We talked about Ukrainian food and the old days.  She said they had buckwheat cabbage rolls (one of Diana’s favourites).  Also, Helen said her mom made nachynka once.    

                Helen, on the right, and her sister, Marta

When she was young, Helen liked dancing and went to a lot of dances.
Helen enjoyed telling us about a trick she played on our dad just before a wedding.  Dad was getting worried they’d all be late so he clomped up the stairs and asked, “Aren’t you girls getting up yet?”  Helen leaped out of bed . . . already dressed in her bridesmaid gown. 

Helen never learned to sew but her sister, Lily, did. 

Mostly Helen likes to talk about farming.

Helen told us she liked horses.  At Rackham, they harnessed 6 horses across when plowing up new land.  Herself, she harnessed 4 across when harrowing and walked behind.

By the time she was 16, she only worked outside.  She shovelled out barns but they didn’t have pigs. 

They kept sheep mainly for food.  Once they paid a guy $3.00 per sheep for shearing but they only got $2.00 for the fleece so it wasn’t worth it.
The farmer they rented from was so impressed with her that he told her he would have rented his land to her because she was a good farmer.

Helen is 80 now and strong except for her lungs.  She used to be a smoker but gave it up 7 years ago.  She thinks the dust from grain and also working the fields took their toll.   “No sense complaining,” she always replies when we ask how she is.  “No one wants to listen to that.”

Saturday, 18 July 2015

FOR THE KIDS: Another healthy BREAKFAST PUDDING and . . . art galleries!

Contemporary art galleries always make it onto our travel itineraries.  Last year:

Chihuly Bridge of Glass in Tacoma, Washington

Museum of Glass, Tacoma . . .

  What a great room!  

This year:
Since our next cruise will start in Jacksonville, I was delighted to read in Fodor’s that the Museum of Contemporary Art Jacksonville has, in addition to 5 galleries, an “ArtExplorium, a highly interactive educational exhibit for kids”.   Yay!  I love it when places offer something special for Kepler as well as us! 

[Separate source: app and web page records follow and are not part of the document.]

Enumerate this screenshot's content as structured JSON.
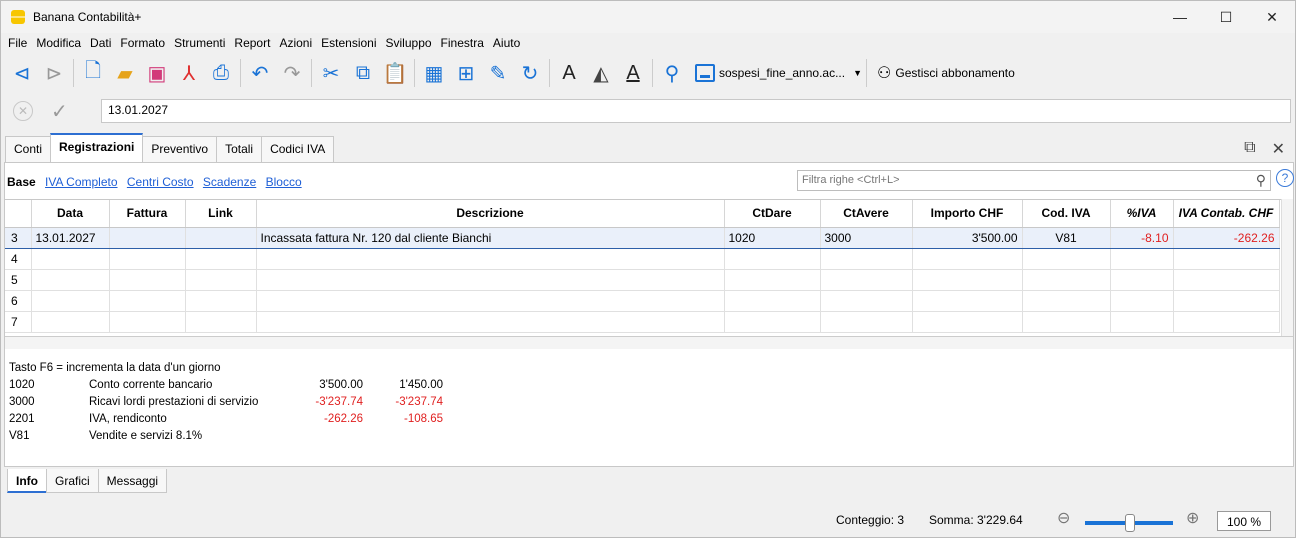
{
  "app": {
    "title": "Banana Contabilità+"
  },
  "menu": [
    "File",
    "Modifica",
    "Dati",
    "Formato",
    "Strumenti",
    "Report",
    "Azioni",
    "Estensioni",
    "Sviluppo",
    "Finestra",
    "Aiuto"
  ],
  "toolbar": {
    "file_name": "sospesi_fine_anno.ac...",
    "subscription": "Gestisci abbonamento"
  },
  "edit": {
    "value": "13.01.2027"
  },
  "tabs": [
    "Conti",
    "Registrazioni",
    "Preventivo",
    "Totali",
    "Codici IVA"
  ],
  "views": {
    "base": "Base",
    "links": [
      "IVA Completo",
      "Centri Costo",
      "Scadenze",
      "Blocco"
    ]
  },
  "filter": {
    "placeholder": "Filtra righe <Ctrl+L>"
  },
  "table": {
    "headers": [
      "Data",
      "Fattura",
      "Link",
      "Descrizione",
      "CtDare",
      "CtAvere",
      "Importo CHF",
      "Cod. IVA",
      "%IVA",
      "IVA Contab. CHF"
    ],
    "rows": [
      {
        "n": "3",
        "data": "13.01.2027",
        "fattura": "",
        "link": "",
        "descr": "Incassata fattura Nr. 120 dal cliente Bianchi",
        "dare": "1020",
        "avere": "3000",
        "importo": "3'500.00",
        "cod": "V81",
        "piva": "-8.10",
        "ivac": "-262.26"
      },
      {
        "n": "4"
      },
      {
        "n": "5"
      },
      {
        "n": "6"
      },
      {
        "n": "7"
      }
    ]
  },
  "info": {
    "hint": "Tasto F6 = incrementa la data d'un giorno",
    "lines": [
      {
        "acc": "1020",
        "desc": "Conto corrente bancario",
        "v1": "3'500.00",
        "v2": "1'450.00"
      },
      {
        "acc": "3000",
        "desc": "Ricavi lordi prestazioni di servizio",
        "v1": "-3'237.74",
        "v2": "-3'237.74"
      },
      {
        "acc": "2201",
        "desc": "IVA, rendiconto",
        "v1": "-262.26",
        "v2": "-108.65"
      },
      {
        "acc": "V81",
        "desc": "Vendite e servizi 8.1%",
        "v1": "",
        "v2": ""
      }
    ]
  },
  "bottom_tabs": [
    "Info",
    "Grafici",
    "Messaggi"
  ],
  "status": {
    "count": "Conteggio: 3",
    "sum": "Somma: 3'229.64",
    "zoom": "100 %"
  },
  "colors": {
    "accent": "#2d6fd2",
    "negative": "#e02020"
  }
}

Same goes for food!


            From 250 Best Cobblers, Custards, Cupcakes, Bread Puddings & More by Esther Brody

3 cups fresh white bread crumbs
3 cups milk, scalded
3 tbsp butter
1/3 cup wheat germ
1 tsp cinnamon
¼ tsp nutmeg
1/8 tsp salt (or ¼ tsp if preferred)
3 eggs
1/3 cup firmly packed brown sugar
1 tsp salt

·        Butter casserole dish (about 9 inch diameter or 8 inch square)
·        Find a larger dish that the casserole can stand in and be surrounded with boiling water.  
·        Whirl bread slices in food processor to make crumbs.
·        Scald milk in saucepan.   Set aside.
·        Add butter to scalded milk.
·        In a large bowl, combine crumbs, milk, and butter.  Stir in wheat germ, cinnamon, nutmeg, and salt.  Mix well.  Let stand for 5 minutes and mix again.
·        Start oven preheating to 350.
·        In another large bowl, whisk eggs slightly. 
·        Add brown sugar, vanilla, and bread and mix thoroughly to blend.   Set aside for 15 minutes.
·        Bring water to a boil in kettle.
·        Transfer mixture to prepared casserole dish.
·        Set casserole in larger pan and pour in hot water to a one inch depth.
·        Bake in oven for 50 minutes. 
·        Check that pudding is set by inserting knife in middle.
    Serve with milk for a healthy breakfast.   Or serve with ice cream for a very nice dessert.